A Fantastic Collection!
There are a wide range of stories in this collection and, while some are better than others, most are very good. The collection includes stories about Effie Gray and Dido Elizabeth Belle, two women whose lives I find especially interesting! (Other readers may recognize their stories from the recent films 'Effie' & 'Belle') The different narrators bring to life a variety of characters, with a variety of accents and backgrounds. This makes the audiobook version particularly great!
Donogue does a brilliant job of fleshing-out the characters that she encounters, through historical research. The moment where Mary Toft realizes that she is trapped and that her hoax is sure to be found out is unexpectedly moving. Donogue explores the way women's bodies are viewed and abused by society, bringing an uncomfortable conclusion to what would have otherwise been a silly little story. These themes are further explored in 'Cured' which recounts the first experimental attempts at female circumcision, and is very grim and unsettling!
The narration of 'My Last Rabbit' and 'Cured' are probably my favorites, as these are my favorite stories in the collection. However 'Revelations' also features a particularly good narrator with a strong Scottish accent.
There are many emotionally charged stories in this collection and I found that many of the stories featured particularly moving scenes. It was exciting and interesting, but most of the stories seemed to be desired to inspire shock or outrage.

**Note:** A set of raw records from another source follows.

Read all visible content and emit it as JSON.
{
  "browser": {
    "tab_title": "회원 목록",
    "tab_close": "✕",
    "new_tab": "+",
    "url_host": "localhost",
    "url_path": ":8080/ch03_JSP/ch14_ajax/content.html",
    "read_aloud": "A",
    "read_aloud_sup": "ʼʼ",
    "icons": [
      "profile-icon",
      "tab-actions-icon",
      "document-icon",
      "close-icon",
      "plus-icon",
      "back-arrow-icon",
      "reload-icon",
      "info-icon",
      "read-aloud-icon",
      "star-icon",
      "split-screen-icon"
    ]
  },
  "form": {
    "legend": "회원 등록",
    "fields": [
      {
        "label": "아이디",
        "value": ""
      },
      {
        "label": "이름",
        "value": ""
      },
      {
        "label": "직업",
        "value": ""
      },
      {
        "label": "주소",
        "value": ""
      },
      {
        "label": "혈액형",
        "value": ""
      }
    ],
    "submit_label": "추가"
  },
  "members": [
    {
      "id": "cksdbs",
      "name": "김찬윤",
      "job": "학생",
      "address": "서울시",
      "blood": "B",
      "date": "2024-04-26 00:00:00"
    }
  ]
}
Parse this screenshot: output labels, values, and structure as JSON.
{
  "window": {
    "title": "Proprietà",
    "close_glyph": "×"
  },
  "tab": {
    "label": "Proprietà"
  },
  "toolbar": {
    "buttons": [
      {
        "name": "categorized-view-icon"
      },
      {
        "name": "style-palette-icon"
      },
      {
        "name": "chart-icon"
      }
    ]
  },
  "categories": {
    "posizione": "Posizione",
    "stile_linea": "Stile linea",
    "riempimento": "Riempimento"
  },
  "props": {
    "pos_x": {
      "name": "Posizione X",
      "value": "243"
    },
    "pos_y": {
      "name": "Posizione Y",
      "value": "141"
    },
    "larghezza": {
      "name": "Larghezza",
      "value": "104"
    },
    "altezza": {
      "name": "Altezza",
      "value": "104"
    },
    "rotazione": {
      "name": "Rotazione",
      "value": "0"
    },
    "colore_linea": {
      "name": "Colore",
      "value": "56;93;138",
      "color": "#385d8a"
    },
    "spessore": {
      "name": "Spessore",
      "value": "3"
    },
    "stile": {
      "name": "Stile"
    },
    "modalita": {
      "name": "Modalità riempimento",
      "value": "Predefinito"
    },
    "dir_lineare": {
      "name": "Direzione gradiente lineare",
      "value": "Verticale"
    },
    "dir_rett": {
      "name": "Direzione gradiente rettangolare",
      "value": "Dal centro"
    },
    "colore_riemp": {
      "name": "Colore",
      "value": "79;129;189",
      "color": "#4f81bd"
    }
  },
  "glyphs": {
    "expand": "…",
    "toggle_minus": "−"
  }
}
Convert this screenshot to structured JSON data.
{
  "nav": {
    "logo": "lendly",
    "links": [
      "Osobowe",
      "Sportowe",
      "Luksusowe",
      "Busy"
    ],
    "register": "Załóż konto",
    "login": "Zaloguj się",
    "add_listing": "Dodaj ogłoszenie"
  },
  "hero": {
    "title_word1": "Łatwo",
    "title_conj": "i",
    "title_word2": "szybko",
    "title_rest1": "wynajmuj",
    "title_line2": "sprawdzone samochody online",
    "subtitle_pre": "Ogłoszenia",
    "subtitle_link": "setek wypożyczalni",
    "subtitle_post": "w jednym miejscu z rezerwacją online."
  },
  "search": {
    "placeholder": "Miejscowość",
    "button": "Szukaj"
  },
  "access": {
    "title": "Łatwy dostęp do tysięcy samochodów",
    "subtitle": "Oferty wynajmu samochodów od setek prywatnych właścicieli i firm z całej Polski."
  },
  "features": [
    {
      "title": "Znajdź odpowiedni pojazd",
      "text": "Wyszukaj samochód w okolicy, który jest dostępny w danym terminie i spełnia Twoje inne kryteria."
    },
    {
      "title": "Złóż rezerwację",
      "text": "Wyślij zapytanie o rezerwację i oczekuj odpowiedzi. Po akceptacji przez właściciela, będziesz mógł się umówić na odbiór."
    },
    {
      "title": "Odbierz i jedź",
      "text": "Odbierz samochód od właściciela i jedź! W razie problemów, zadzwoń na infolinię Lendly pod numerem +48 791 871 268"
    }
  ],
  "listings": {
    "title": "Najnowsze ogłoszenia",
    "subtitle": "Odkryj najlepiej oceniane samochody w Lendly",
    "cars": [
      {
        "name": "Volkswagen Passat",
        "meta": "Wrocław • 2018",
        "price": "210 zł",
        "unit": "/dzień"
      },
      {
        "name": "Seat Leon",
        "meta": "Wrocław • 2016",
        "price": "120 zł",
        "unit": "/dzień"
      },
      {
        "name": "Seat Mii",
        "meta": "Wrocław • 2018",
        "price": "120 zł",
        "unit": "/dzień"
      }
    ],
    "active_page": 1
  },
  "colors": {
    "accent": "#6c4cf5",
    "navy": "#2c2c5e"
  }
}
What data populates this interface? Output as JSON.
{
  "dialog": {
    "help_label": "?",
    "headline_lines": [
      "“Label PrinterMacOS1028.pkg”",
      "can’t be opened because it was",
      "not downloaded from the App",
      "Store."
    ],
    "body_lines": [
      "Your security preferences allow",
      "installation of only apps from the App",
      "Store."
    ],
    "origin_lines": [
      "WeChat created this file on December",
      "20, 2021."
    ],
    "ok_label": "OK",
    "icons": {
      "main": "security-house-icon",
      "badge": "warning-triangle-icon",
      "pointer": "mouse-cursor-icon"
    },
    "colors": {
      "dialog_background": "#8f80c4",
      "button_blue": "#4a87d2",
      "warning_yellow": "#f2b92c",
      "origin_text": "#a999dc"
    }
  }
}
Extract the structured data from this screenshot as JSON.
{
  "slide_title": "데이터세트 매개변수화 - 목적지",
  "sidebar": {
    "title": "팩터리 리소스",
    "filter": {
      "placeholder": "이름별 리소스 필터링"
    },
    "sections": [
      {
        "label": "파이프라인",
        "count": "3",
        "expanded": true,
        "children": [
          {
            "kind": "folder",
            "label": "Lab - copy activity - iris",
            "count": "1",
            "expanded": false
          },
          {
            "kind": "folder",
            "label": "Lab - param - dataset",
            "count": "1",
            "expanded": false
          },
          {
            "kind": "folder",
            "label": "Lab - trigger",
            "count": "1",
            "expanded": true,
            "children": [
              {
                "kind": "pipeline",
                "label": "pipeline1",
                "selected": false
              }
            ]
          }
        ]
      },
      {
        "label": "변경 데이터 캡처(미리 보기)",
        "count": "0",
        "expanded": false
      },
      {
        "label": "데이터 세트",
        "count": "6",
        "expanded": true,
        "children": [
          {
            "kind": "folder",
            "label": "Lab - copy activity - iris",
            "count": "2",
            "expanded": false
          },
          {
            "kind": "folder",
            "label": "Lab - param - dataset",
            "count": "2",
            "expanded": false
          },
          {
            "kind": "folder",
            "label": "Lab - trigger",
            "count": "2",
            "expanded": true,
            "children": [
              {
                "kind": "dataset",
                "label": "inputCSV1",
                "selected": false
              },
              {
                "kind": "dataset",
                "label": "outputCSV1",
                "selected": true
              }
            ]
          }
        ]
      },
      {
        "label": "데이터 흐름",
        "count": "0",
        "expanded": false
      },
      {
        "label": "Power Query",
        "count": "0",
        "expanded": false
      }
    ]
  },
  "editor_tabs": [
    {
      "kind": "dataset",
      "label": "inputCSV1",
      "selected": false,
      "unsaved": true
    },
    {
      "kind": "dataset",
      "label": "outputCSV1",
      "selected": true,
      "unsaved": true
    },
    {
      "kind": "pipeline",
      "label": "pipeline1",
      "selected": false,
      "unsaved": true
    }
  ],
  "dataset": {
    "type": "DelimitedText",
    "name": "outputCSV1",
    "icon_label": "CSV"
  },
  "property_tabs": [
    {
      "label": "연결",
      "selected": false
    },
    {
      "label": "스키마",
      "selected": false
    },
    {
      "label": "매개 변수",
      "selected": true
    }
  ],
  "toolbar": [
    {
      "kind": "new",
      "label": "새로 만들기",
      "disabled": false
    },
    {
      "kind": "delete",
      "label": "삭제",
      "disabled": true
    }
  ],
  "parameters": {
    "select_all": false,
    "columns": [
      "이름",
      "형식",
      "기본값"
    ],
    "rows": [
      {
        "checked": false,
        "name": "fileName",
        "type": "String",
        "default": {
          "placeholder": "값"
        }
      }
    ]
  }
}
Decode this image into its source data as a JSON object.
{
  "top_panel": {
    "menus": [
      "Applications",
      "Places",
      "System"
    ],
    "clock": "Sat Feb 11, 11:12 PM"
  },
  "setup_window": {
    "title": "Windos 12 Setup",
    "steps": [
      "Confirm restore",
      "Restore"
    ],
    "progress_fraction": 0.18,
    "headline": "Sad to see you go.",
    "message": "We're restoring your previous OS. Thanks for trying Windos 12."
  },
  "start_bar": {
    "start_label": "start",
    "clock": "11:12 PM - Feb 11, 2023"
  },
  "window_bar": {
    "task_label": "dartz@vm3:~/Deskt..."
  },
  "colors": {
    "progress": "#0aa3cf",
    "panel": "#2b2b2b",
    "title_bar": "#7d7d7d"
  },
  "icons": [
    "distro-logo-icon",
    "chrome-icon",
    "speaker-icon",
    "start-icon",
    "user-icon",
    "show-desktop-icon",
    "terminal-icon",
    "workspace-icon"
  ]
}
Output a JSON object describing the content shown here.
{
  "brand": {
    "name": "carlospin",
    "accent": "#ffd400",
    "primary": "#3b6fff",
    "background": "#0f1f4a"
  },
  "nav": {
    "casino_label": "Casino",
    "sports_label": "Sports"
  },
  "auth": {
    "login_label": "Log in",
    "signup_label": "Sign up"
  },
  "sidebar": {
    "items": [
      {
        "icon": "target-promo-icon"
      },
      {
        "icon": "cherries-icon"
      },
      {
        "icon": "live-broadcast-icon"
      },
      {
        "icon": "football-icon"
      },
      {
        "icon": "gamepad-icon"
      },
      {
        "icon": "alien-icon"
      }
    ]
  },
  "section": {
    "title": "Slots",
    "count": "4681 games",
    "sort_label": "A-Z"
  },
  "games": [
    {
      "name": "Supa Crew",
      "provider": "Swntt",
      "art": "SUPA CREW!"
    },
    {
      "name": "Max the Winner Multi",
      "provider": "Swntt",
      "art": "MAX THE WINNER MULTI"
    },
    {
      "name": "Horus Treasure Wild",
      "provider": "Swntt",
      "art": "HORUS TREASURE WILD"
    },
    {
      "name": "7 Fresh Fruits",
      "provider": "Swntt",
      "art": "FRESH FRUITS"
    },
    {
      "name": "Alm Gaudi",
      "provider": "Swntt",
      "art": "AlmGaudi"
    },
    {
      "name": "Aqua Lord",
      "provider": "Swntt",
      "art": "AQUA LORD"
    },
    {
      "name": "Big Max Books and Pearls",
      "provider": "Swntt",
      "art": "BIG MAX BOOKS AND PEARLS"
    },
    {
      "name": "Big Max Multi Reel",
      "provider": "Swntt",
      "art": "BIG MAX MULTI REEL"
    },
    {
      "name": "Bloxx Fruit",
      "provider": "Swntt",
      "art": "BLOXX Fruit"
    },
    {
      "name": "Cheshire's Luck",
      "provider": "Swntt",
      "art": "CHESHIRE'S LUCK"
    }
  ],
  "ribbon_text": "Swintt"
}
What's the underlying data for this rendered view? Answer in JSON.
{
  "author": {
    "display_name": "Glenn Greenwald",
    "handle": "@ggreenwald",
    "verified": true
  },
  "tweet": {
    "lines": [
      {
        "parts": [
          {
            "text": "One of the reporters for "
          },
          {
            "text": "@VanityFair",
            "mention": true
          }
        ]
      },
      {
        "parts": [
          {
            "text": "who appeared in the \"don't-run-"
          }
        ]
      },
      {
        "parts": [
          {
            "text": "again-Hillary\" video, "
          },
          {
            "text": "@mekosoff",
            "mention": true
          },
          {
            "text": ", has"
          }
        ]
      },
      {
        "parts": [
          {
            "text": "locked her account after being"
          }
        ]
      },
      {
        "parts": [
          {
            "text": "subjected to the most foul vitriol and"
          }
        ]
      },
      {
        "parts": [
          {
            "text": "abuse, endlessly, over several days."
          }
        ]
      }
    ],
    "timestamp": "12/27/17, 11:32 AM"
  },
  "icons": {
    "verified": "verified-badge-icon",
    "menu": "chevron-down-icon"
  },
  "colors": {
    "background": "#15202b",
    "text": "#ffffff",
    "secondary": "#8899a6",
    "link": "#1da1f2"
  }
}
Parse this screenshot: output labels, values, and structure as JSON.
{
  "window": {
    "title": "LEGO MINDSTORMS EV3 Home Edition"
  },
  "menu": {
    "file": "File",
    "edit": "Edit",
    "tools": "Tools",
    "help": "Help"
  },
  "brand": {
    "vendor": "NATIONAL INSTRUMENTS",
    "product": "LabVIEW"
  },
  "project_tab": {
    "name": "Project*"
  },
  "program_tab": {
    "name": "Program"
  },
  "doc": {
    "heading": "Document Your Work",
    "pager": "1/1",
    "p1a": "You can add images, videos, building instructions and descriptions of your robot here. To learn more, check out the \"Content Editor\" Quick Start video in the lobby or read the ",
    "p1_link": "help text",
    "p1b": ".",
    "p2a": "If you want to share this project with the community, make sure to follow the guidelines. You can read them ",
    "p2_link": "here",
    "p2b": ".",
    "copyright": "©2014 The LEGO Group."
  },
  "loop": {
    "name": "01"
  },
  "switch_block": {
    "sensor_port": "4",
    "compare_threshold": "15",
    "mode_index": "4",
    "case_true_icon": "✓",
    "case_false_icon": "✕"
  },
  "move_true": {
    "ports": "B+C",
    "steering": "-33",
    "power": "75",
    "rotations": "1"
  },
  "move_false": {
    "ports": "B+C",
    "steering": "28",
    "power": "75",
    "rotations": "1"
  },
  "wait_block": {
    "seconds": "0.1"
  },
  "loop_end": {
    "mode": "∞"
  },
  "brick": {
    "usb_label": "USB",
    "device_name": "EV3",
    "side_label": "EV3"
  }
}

The description of historical injustices such as those within 'Dido' or 'The Necessity of Burning' really make an impact. Donogue includes comments after each story too, to clarify which details are invented and which are not, and in these sections she usually hammers her point home - just in case any of her readers are too dense to miss it.
- Sophie Syddall